SPRINGFIELD, Ill. (NEXSTAR) — Even after all the precincts reported their results, and incumbent mayor Jim Langfelder addressed his supporters, it still hadn’t set in for mayor-elect Misty Buscher.
“It’s surreal,” Buscher said at her election night party Tuesday. “I almost can’t believe it.”
Buscher defeated Langfelder by less than a eight hundred votes. Langfelder, who was chasing his third term, thanked his supporters Tuesday, but also alluded to the money his opponents through into the race.
“This mayor’s race was about the clash of two titans,” Langfelder said during his concession speech. “The power of the mayor’s office versus the power of the purse, and the power of the purse one. I appreciate and thank Treasurer Buscher for running a very challenging campaign along with her dedicated supporters. We will work on a smooth transition so our good works continue for the betterment of Springfield’s future.”
Buscher served as city treasurer for the past eight years before deciding to challenge Langfelder. Her campaign greatly outspent the incumbent’s, and the backing of several local trade unions was enough to put her over the edge. Her top priorities for the beginning of her first term are police recruitment, “beautification” of the city and improving infrastructure across town.
“I need to get my transition team together,” Buscher said. “So we can talk start talking about the leaders within our city government, as far as department heads managers that will lead the city forward and move it to the direction that we want to do with beautification of the city infrastructure, streets, sewers, and bringing new jobs to the community.”

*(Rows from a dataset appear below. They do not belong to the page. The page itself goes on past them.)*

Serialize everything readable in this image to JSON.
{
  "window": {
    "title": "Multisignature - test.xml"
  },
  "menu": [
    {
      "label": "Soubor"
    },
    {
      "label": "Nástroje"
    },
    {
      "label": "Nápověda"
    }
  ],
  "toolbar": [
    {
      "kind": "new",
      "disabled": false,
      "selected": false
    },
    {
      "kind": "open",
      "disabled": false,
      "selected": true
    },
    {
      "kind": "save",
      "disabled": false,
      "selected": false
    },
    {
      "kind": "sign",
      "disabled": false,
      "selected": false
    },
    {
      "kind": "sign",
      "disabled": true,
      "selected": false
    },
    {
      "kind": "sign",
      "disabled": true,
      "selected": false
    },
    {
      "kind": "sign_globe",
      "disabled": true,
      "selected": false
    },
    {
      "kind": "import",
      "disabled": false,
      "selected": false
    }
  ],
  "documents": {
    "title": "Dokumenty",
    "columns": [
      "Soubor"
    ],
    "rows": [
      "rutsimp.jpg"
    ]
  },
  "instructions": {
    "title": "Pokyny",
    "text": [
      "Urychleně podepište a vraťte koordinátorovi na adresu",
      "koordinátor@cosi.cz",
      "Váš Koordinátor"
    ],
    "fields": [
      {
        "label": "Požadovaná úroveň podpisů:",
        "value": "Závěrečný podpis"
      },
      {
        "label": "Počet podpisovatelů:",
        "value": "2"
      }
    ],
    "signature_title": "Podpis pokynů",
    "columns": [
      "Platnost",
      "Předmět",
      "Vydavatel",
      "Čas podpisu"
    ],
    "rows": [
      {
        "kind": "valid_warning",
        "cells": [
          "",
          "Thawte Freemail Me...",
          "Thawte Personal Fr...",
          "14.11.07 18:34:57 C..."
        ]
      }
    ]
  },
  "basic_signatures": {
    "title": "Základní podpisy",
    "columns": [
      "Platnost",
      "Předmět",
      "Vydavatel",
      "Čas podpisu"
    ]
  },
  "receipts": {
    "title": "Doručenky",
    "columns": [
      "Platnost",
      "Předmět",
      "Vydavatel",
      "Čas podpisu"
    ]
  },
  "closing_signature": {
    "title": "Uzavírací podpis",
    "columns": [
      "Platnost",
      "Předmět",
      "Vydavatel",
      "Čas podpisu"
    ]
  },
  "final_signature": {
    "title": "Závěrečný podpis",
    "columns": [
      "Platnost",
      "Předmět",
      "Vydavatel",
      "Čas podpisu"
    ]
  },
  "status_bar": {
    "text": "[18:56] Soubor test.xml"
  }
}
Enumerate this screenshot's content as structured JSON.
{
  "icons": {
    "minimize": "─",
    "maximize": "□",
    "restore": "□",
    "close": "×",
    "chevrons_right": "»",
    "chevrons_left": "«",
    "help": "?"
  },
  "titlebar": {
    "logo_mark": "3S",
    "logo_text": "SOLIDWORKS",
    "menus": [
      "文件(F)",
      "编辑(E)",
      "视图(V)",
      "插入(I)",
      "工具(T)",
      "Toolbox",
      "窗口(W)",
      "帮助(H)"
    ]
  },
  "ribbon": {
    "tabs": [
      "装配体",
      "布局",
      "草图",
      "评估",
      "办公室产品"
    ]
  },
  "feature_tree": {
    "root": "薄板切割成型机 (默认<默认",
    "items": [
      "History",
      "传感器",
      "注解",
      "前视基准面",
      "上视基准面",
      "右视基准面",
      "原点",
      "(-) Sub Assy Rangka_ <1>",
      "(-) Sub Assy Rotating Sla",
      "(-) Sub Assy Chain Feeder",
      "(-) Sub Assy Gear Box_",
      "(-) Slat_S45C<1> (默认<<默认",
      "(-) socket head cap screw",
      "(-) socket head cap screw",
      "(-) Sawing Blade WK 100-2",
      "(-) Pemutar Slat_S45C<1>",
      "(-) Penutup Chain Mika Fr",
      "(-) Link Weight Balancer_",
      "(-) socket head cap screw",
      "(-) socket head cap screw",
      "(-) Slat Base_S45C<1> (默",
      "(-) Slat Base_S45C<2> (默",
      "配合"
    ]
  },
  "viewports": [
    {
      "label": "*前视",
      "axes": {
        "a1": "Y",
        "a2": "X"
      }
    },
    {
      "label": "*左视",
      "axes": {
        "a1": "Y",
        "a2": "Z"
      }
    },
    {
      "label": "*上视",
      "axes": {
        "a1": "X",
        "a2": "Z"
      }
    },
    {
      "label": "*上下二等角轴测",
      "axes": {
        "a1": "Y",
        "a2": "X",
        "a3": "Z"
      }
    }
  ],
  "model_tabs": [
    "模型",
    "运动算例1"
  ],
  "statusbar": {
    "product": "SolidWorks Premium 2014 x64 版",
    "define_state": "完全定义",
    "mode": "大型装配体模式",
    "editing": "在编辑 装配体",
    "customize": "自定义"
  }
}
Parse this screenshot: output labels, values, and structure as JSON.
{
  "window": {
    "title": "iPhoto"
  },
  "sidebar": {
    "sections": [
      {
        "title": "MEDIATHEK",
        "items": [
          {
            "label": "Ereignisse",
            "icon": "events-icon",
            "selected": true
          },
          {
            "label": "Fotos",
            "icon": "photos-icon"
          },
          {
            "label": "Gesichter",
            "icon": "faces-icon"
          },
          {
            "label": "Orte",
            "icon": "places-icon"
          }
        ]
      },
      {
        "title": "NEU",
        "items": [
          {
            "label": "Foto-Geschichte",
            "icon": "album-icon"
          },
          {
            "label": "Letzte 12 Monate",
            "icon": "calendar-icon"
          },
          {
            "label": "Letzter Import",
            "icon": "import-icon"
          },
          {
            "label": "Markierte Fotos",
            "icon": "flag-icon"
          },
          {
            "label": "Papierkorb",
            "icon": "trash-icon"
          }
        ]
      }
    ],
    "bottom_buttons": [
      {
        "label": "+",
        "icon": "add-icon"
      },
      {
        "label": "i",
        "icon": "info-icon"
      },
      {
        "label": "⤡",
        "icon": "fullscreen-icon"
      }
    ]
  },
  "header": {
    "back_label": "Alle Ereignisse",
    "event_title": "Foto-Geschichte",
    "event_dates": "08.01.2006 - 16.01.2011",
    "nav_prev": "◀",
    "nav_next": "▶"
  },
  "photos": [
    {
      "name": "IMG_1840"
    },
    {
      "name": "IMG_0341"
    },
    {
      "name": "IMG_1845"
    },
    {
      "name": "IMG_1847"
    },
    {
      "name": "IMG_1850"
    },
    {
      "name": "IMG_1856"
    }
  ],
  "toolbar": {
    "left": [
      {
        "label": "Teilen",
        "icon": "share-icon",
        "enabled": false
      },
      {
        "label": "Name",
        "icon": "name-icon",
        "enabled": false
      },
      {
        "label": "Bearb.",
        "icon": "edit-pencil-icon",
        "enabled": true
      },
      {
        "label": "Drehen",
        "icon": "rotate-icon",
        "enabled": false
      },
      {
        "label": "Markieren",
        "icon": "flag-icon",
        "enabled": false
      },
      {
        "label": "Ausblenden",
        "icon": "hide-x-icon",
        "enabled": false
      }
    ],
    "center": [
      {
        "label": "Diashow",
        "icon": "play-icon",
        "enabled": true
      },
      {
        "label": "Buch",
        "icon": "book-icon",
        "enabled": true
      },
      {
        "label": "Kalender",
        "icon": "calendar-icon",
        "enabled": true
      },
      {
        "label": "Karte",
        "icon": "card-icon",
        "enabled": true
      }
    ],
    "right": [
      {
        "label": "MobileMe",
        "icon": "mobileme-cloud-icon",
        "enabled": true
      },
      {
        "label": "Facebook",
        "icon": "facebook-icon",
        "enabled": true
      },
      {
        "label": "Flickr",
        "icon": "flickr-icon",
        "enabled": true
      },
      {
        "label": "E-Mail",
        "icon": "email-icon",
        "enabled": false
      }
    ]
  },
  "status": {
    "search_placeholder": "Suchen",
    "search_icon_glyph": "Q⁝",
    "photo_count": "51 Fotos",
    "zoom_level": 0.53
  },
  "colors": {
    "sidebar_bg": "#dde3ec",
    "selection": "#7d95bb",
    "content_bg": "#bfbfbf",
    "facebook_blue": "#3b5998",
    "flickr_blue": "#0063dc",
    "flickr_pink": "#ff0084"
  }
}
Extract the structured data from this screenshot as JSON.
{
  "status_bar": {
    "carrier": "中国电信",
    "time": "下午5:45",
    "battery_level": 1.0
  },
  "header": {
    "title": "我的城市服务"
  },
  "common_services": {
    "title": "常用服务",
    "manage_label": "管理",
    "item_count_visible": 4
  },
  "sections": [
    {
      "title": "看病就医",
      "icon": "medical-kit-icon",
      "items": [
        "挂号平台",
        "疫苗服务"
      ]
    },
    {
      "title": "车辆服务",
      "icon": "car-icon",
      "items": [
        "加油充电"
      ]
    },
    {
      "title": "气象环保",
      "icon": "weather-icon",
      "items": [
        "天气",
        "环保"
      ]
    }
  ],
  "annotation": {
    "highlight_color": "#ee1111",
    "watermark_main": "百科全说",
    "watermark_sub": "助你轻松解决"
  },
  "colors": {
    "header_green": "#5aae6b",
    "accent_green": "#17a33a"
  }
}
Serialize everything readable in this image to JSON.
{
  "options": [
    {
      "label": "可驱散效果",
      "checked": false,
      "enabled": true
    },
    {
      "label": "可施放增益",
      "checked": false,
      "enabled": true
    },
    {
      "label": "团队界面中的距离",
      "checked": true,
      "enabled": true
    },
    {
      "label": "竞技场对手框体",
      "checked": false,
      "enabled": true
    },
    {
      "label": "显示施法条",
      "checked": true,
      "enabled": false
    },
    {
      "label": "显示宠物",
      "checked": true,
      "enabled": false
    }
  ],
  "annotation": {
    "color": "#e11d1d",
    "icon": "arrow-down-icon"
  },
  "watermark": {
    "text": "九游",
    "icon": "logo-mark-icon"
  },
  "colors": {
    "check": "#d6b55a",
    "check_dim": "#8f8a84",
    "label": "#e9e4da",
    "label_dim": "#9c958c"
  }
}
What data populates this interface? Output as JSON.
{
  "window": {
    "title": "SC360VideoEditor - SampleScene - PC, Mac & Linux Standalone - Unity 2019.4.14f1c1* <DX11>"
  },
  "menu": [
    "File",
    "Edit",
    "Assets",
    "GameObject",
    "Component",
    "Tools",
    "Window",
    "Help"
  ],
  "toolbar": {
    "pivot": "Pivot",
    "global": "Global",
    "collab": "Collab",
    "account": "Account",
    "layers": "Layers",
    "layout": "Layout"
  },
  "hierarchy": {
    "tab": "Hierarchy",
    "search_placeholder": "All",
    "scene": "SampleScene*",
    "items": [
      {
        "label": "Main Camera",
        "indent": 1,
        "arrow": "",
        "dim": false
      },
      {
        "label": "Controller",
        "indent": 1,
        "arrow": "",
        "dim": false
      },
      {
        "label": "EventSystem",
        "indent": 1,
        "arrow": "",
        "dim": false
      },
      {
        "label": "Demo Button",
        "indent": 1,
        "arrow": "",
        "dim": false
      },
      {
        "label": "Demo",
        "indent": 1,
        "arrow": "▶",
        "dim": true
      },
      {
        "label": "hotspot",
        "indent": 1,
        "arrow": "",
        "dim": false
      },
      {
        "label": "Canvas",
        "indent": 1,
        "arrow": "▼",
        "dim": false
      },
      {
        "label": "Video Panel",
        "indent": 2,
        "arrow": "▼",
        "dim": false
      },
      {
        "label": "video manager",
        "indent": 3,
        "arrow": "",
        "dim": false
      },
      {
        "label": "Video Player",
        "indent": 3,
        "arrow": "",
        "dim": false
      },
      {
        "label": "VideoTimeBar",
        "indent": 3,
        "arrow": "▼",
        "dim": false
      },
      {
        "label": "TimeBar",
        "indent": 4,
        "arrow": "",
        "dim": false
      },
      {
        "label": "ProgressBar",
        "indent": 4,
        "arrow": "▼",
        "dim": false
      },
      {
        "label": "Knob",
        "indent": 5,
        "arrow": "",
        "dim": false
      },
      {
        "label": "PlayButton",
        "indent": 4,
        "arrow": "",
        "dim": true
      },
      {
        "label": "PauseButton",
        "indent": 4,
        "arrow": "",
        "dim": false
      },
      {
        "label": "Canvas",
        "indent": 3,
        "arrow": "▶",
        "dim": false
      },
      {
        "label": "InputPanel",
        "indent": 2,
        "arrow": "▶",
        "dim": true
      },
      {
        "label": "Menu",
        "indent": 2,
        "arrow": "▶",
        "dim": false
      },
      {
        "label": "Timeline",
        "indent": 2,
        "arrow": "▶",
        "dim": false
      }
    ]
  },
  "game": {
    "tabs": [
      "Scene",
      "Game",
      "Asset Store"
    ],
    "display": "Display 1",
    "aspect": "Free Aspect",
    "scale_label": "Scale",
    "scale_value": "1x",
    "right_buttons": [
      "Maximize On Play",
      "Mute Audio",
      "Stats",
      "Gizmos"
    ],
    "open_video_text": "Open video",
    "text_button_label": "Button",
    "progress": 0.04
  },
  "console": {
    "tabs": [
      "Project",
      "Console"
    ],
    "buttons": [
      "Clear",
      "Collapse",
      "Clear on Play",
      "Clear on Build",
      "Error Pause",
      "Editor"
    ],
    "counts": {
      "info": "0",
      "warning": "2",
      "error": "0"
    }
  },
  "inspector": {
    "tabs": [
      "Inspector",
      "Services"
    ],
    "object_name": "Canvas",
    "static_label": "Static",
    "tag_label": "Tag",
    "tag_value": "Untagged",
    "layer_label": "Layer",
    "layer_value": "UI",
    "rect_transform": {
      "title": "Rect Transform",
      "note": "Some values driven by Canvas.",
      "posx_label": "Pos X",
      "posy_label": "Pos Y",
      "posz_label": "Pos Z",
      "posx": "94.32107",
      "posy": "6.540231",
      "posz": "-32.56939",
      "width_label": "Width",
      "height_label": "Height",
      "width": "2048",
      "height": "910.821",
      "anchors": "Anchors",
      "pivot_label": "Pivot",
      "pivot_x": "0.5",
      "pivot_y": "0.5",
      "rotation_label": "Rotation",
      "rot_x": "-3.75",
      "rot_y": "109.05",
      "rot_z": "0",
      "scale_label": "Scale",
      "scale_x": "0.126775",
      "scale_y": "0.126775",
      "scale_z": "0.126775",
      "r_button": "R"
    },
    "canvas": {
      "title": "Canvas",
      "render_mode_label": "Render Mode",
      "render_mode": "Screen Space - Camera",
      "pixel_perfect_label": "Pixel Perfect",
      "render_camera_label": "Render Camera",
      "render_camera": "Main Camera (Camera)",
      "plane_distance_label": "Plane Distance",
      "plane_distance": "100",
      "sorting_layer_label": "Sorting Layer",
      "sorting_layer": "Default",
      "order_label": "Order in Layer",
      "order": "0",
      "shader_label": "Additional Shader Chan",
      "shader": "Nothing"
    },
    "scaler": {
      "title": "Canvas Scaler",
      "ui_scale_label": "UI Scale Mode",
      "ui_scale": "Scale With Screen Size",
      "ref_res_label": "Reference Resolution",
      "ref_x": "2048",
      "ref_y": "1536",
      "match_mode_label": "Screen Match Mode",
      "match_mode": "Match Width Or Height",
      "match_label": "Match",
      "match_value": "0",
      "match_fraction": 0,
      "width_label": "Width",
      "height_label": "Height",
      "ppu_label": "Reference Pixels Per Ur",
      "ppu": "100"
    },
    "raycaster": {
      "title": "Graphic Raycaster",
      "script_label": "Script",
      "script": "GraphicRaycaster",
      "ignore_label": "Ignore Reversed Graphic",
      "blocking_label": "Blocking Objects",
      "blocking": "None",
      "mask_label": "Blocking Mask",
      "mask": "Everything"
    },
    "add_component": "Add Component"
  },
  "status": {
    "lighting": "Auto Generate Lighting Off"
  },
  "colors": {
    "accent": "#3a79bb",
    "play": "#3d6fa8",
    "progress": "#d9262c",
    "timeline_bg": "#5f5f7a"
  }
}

Langfelder held an early lead after mail-in ballots and early votes were totaled, but even he knew the 1,300 vote margin likely wouldn’t be enough.
“The early vote was surprising,” Langfelder said. “We thought we’d have a larger margin. So I knew right, then it should have been maybe 15%. And then it had been spot on.”
Buscher slowly chipped away throughout the night, taking the lead once around 70 percent of precincts reported in and never looked back.
She will be the second woman to be elected mayor in the city’s history. In her bid to make history, she denied Langfelder a bit of history, too. If he had won a third term, he would have been the first mayor to serve more than two terms for Springfield since the 1940’s.
Langfelder had a long list of projects he hopes that Buscher continues to push for when she takes office. the incumbent found himself in the middle of many fights in the city during his tenure. His attempts to handle those situations without broad input led to some tension between him and city council.
“Treasurer Buscher is going to have a tough time,” Langfelder said. “Hopefully, she has the fortitude like I did to do what’s in the best interest of the city of Springfield moving forward. And hopefully she does.”
Buscher said her plan for dealing with those situations is to communicate and include more perspectives in her decisions. She said she experienced first-hand the shortcomings the mayor had when it came to collaborating.
“I will communicate in a different manner,” Buscher said. “I don’t need all the fingers on one hand for the number of meetings I was included in with the mayor’s office in eight years. That will not be the case with the clerk and the treasurer and the aldermen. We will communicate with them. We will involve them. It’s their city to and they’re also elected, that respect needs to be there. So that will be different for me right from the get go.”